On 6th October 2015 a large-scale offensive was launched by the Tatmadaw against SSA-N in the area around Wan Hai, including artillery bombardment of the headquarters itself. Tensions rose again in 2017 when clashes were reported between the Tatmadaw and SSA-N in Mong Hsu township.

Suthep Kritsanavarin/NRGI
Suthep Kritsanavarin/NRGI
Around the same time the SSPP/SSA-N released a statement claiming that the Tatmadaw has launched over 500 military offensives in the five years since the bilateral ceasefire agreement was signed.

Major Phone Han from the SSPP/SSA-N was reported locally as saying; “We signed the ceasefire because we want to solve the political issue with a peaceful method. Over 500 offensives have been launched against us from 2012 to now while we are doing negotiation. Our men have been arrested. Over 40 men have been detained at the prisons and jails in Muse, Kutkai, and Lashio,”

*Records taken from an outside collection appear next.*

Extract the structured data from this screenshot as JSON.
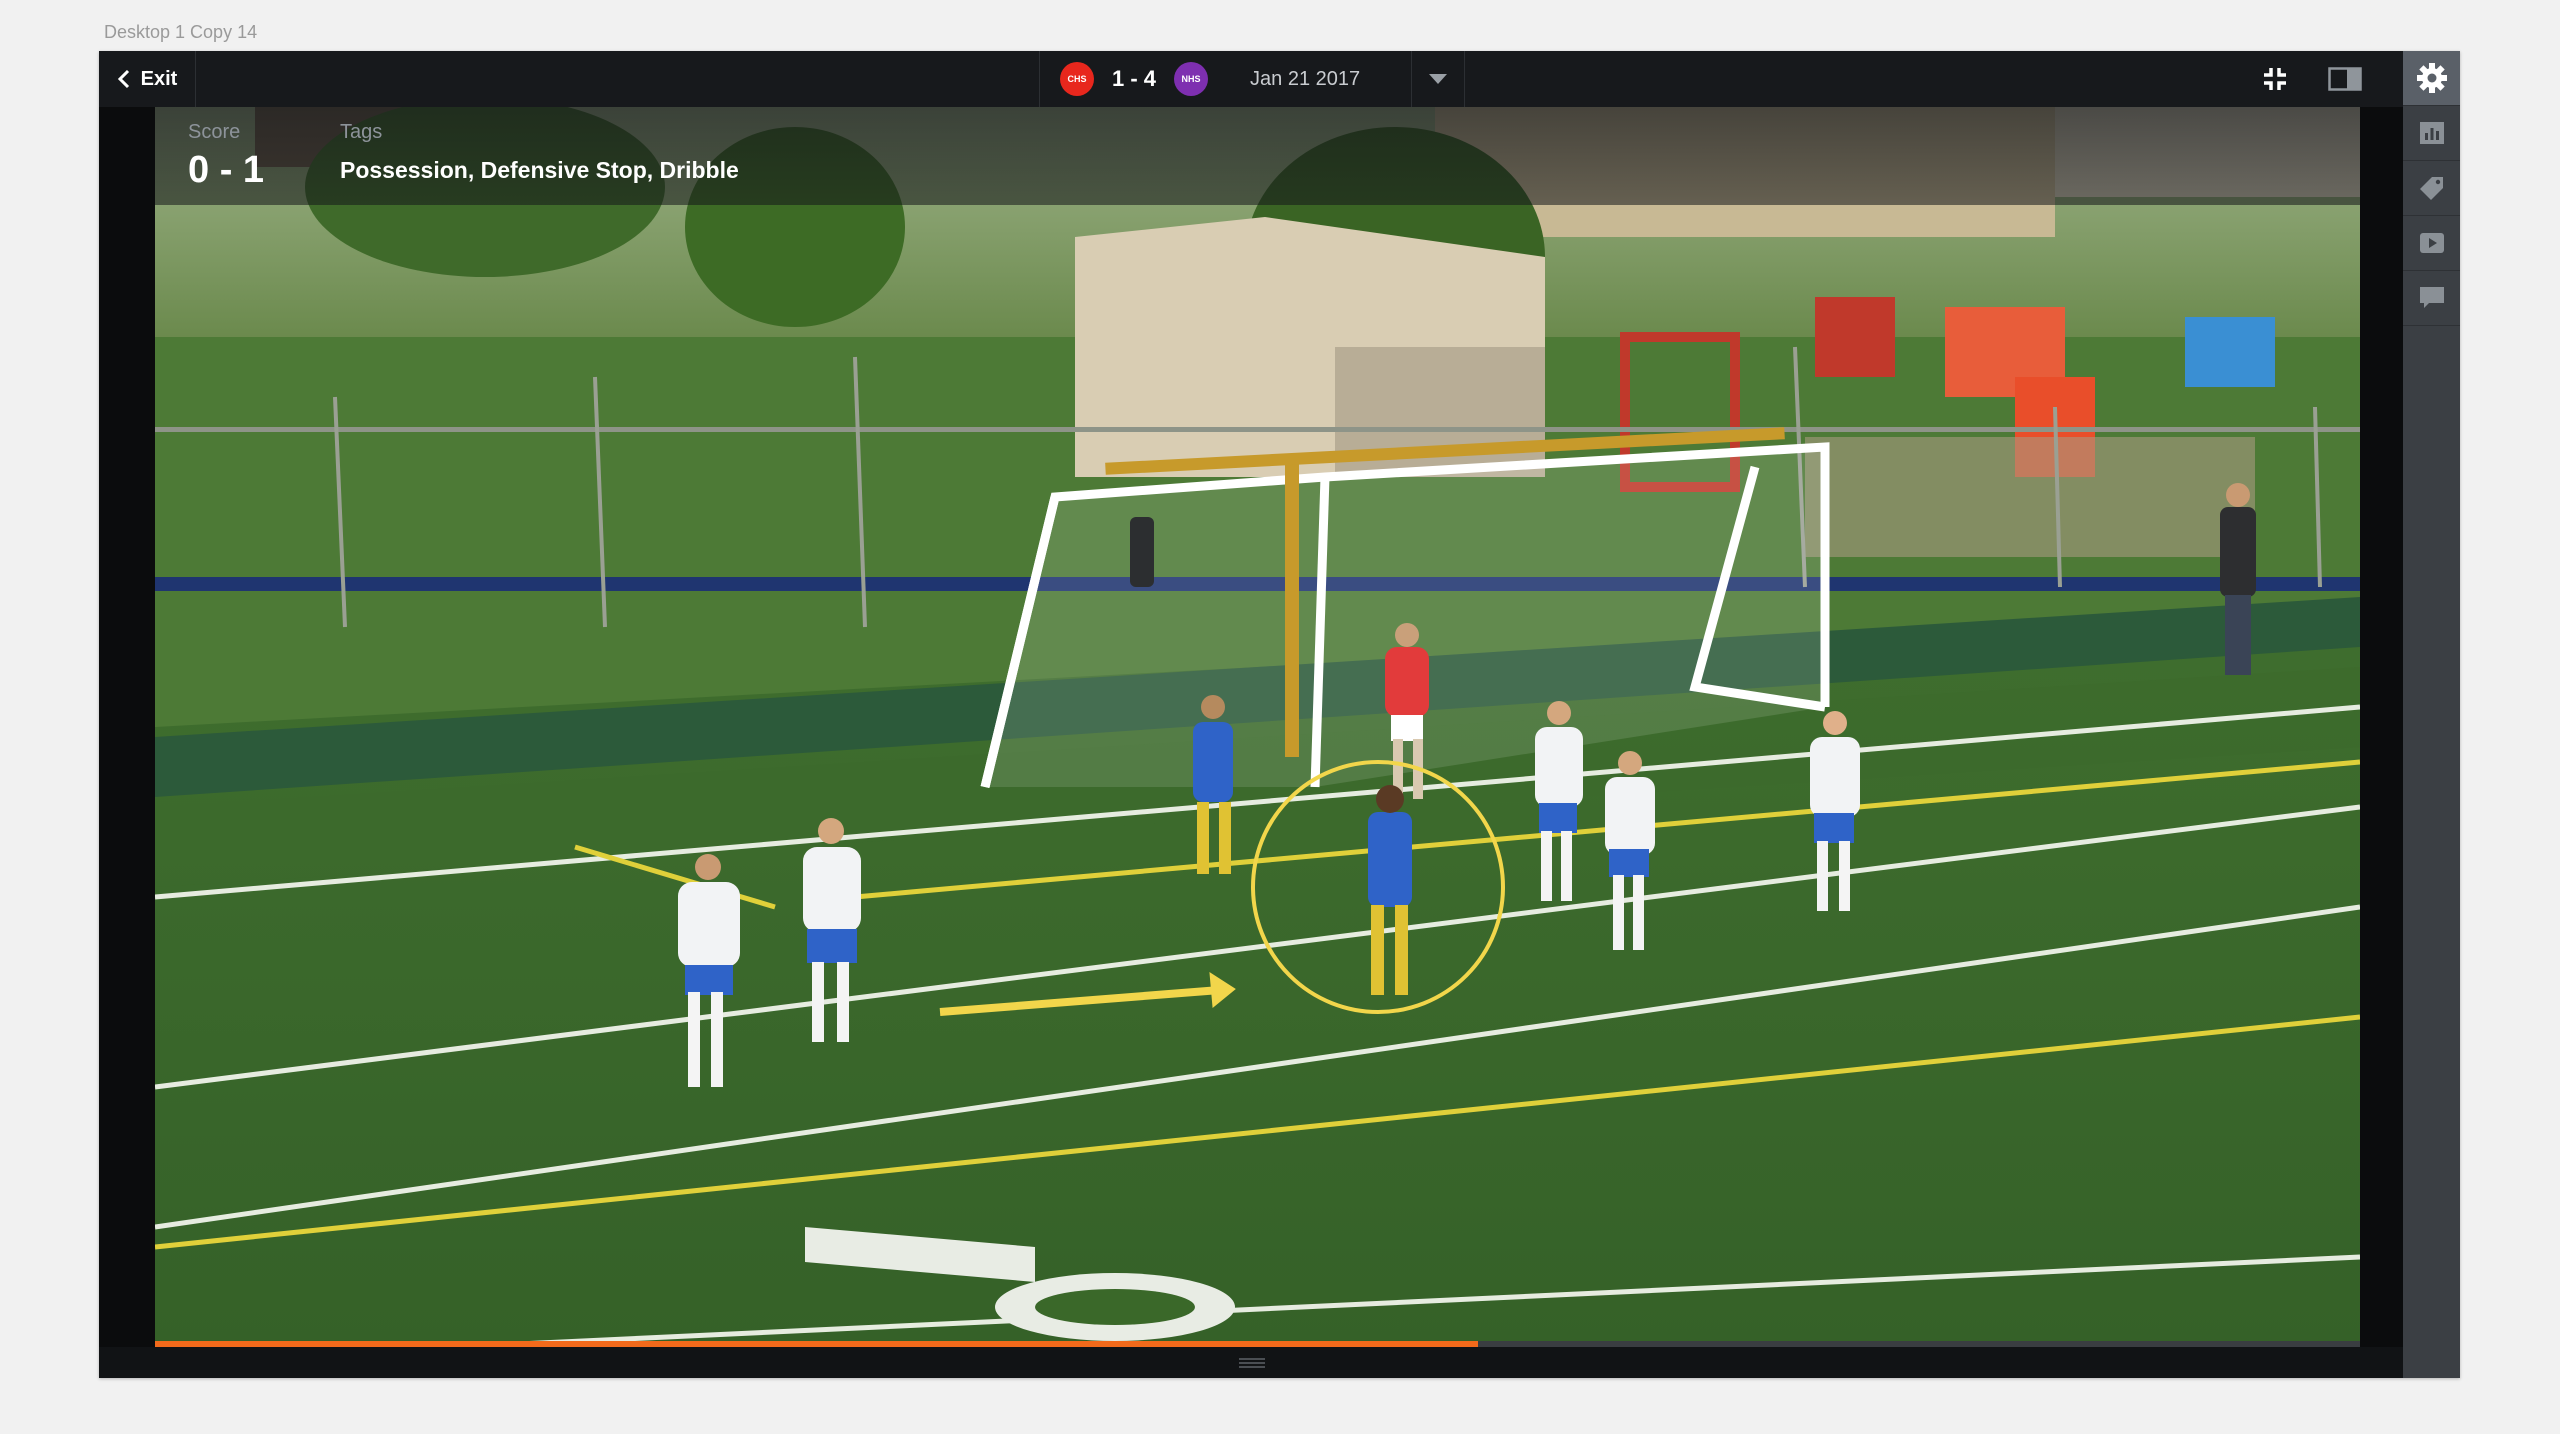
{
  "artboard": {
    "label": "Desktop 1 Copy 14"
  },
  "topbar": {
    "exit_label": "Exit",
    "home_team": {
      "abbr": "CHS",
      "color": "#e8271d"
    },
    "away_team": {
      "abbr": "NHS",
      "color": "#7e2fb0"
    },
    "match_score": "1 - 4",
    "match_date": "Jan 21 2017"
  },
  "overlay": {
    "score_label": "Score",
    "score_value": "0 - 1",
    "tags_label": "Tags",
    "tags_value": "Possession, Defensive Stop, Dribble"
  },
  "player": {
    "progress": 0.6
  },
  "sidebar": {
    "items": [
      {
        "icon": "gear-icon",
        "active": true
      },
      {
        "icon": "bar-chart-icon",
        "active": false
      },
      {
        "icon": "tag-icon",
        "active": false
      },
      {
        "icon": "video-clip-icon",
        "active": false
      },
      {
        "icon": "comment-icon",
        "active": false
      }
    ]
  },
  "colors": {
    "accent": "#f26a1b",
    "highlight": "#f2d64b",
    "topbar_bg": "#17191c",
    "sidebar_bg": "#3b3f44"
  }
}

Despite ceasefires and talk of peace there seems to be no hope for the end of conflict in Shan State any time soon. And while that is the case there is no doubt that the lucrative ruby industry in north east Myanmar will continue to fund military operations and government-affiliated companies rather than development which could improve the security and standard of living for the Shan population.
Suthep Kritsanavarin/NRGI
The future of Mong Hsu's minesWe ask Pigok how long he thinks his mine will last. He believes there are still more rubies in the mountains but it depends on the luck of the person who digs them up, it's all about fate. He sees a future for the mineand to prove it he shows us some newly found rubies. Within the past six months one ruby from the Saw Sein Na mine sold in Thailand for 17 million Thai Baht (more than $500,000 USD).

With that kind of money in play it is little wonder that leaders on both sides of the conflict want to protect their interests. “Ceasefire?Cease in the morning, fire in the afternoon, the whole country, cease then fire,' laughs Lone Paw Wimala in Mong Hsu.

The UNEARTH project is supported by the Natural Resource Governance Institute and was initiated as part of its Extractive Industries Photo Documentary Project.